A few principles were recognized and specified later.
An early summary of them is found in Charles Lyell's .
For example, wave ripples have their pointed crests on the "up" side, and more rounded troughs on the "down" side.
Many other indicators are commonly present, including ones that can even tell you the angle of the depositional surface at the time ("geopetal structures"), "assuming" that gravity was "down" at the time, which isn't much of an assumption :-).
It is these highly consistent and reliable samples, rather than the tricky ones, that have to be falsified for "young Earth" theories to have any scientific plausibility, not to mention the need to falsify huge amounts of evidence from other techniques.
There are situations where it potentially fails -- for example, in cave deposits.
The most common rocks observed in this form are sedimentary rocks (derived from what were formerly sediments), and extrusive igneous rocks (e.g., lavas, volcanic ash, and other formerly molten rocks extruded onto the Earth's surface).
The layers of rock are known as "strata", and the study of their succession is known as "stratigraphy".
Using these principles, it is possible to construct an interpretation of the sequence of events for any geological situation, even on other planets (e.g., a crater impact can cut into an older, pre-existing surface, or craters may overlap, revealing their relative ages).

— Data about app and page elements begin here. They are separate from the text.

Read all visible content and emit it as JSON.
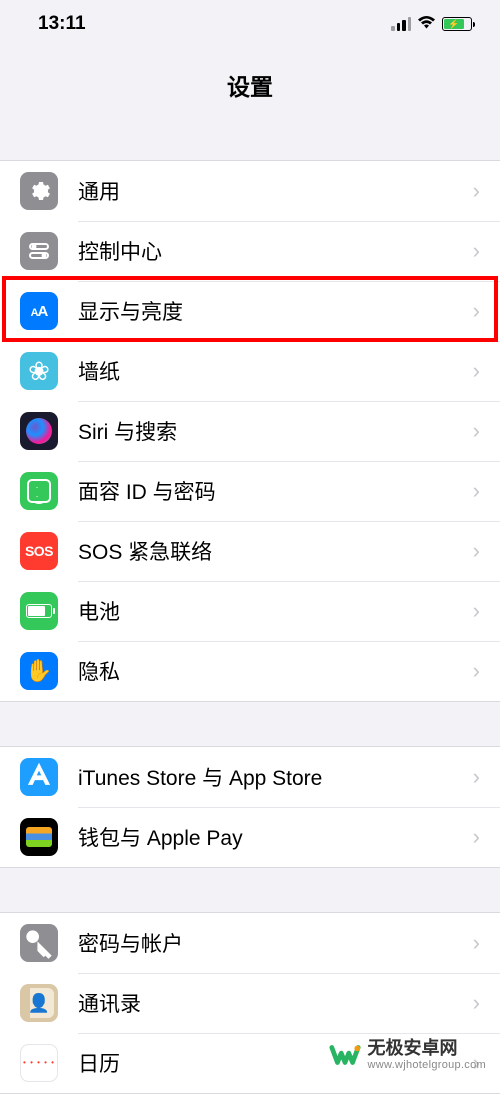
{
  "status": {
    "time": "13:11"
  },
  "header": {
    "title": "设置"
  },
  "groups": [
    {
      "items": [
        {
          "id": "general",
          "label": "通用",
          "icon": "gear",
          "bg": "ic-general"
        },
        {
          "id": "control-center",
          "label": "控制中心",
          "icon": "switches",
          "bg": "ic-control"
        },
        {
          "id": "display",
          "label": "显示与亮度",
          "icon": "aa",
          "bg": "ic-display"
        },
        {
          "id": "wallpaper",
          "label": "墙纸",
          "icon": "flower",
          "bg": "ic-wallpaper"
        },
        {
          "id": "siri",
          "label": "Siri 与搜索",
          "icon": "siri",
          "bg": "ic-siri"
        },
        {
          "id": "faceid",
          "label": "面容 ID 与密码",
          "icon": "faceid",
          "bg": "ic-faceid"
        },
        {
          "id": "sos",
          "label": "SOS 紧急联络",
          "icon": "sos",
          "bg": "ic-sos"
        },
        {
          "id": "battery",
          "label": "电池",
          "icon": "battery",
          "bg": "ic-battery"
        },
        {
          "id": "privacy",
          "label": "隐私",
          "icon": "hand",
          "bg": "ic-privacy"
        }
      ]
    },
    {
      "items": [
        {
          "id": "itunes",
          "label": "iTunes Store 与 App Store",
          "icon": "appstore",
          "bg": "ic-itunes"
        },
        {
          "id": "wallet",
          "label": "钱包与 Apple Pay",
          "icon": "wallet",
          "bg": "ic-wallet"
        }
      ]
    },
    {
      "items": [
        {
          "id": "passwords",
          "label": "密码与帐户",
          "icon": "key",
          "bg": "ic-passwords"
        },
        {
          "id": "contacts",
          "label": "通讯录",
          "icon": "contacts",
          "bg": "ic-contacts"
        },
        {
          "id": "calendar",
          "label": "日历",
          "icon": "calendar",
          "bg": "ic-calendar"
        }
      ]
    }
  ],
  "watermark": {
    "brand": "无极安卓网",
    "url": "www.wjhotelgroup.com"
  }
}
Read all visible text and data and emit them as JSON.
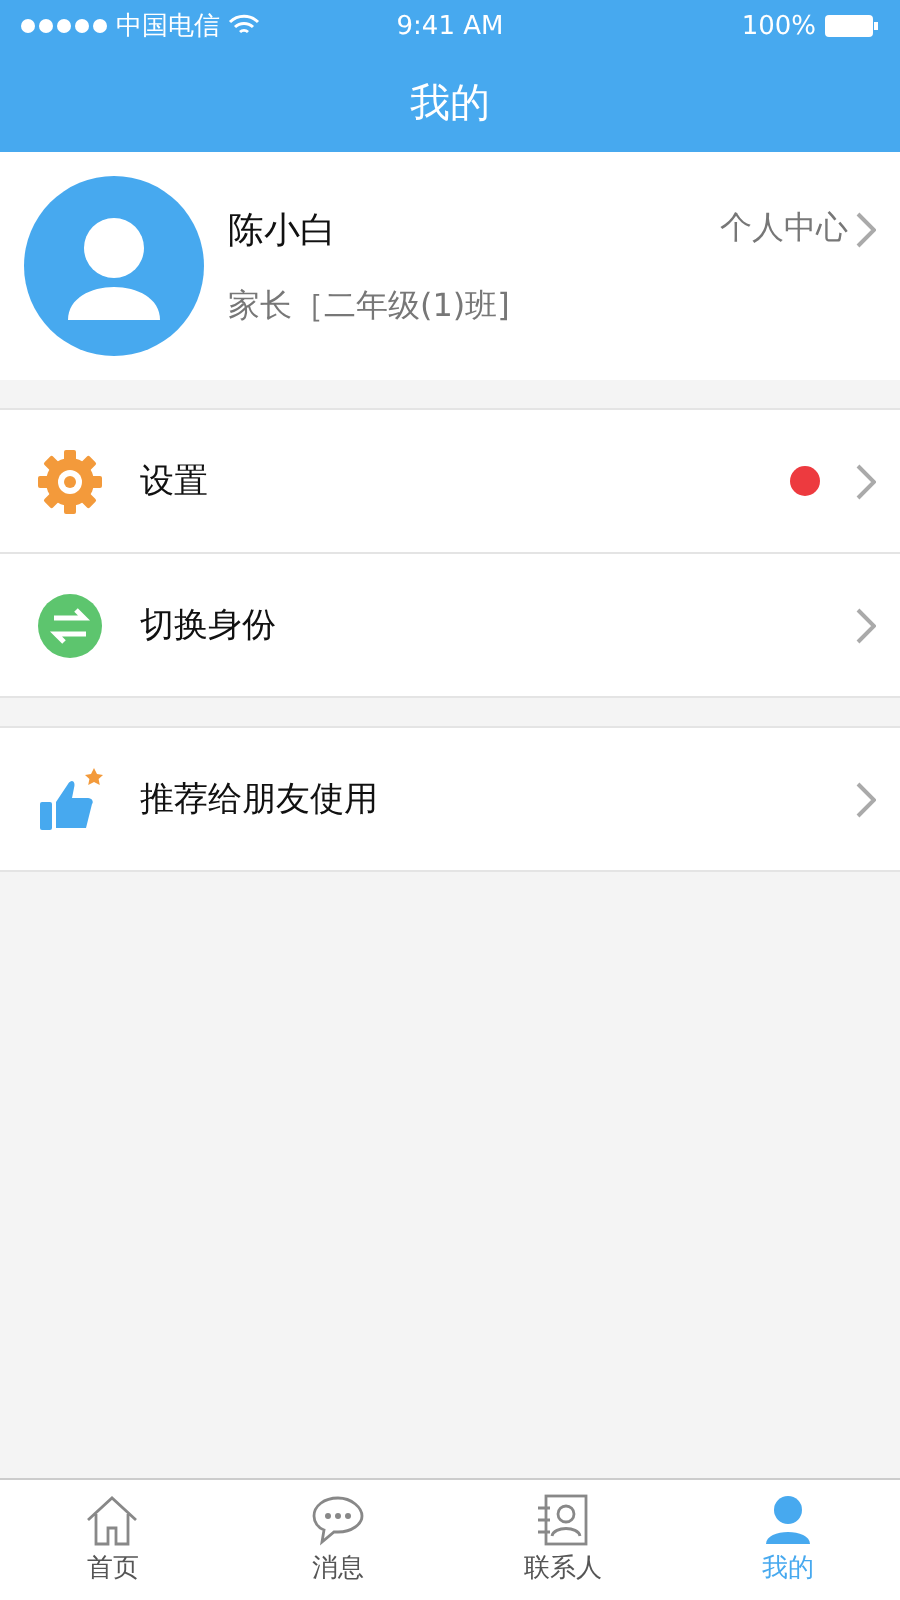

The simplest situation for a geologist is a "layer cake" succession of sedimentary or extrusive igneous rock units arranged in nearly horizontal layers.
Search for what is radiometric dating of fossils:
In the last 200 or more years of their application, they are valid, but geologists do not assume they are.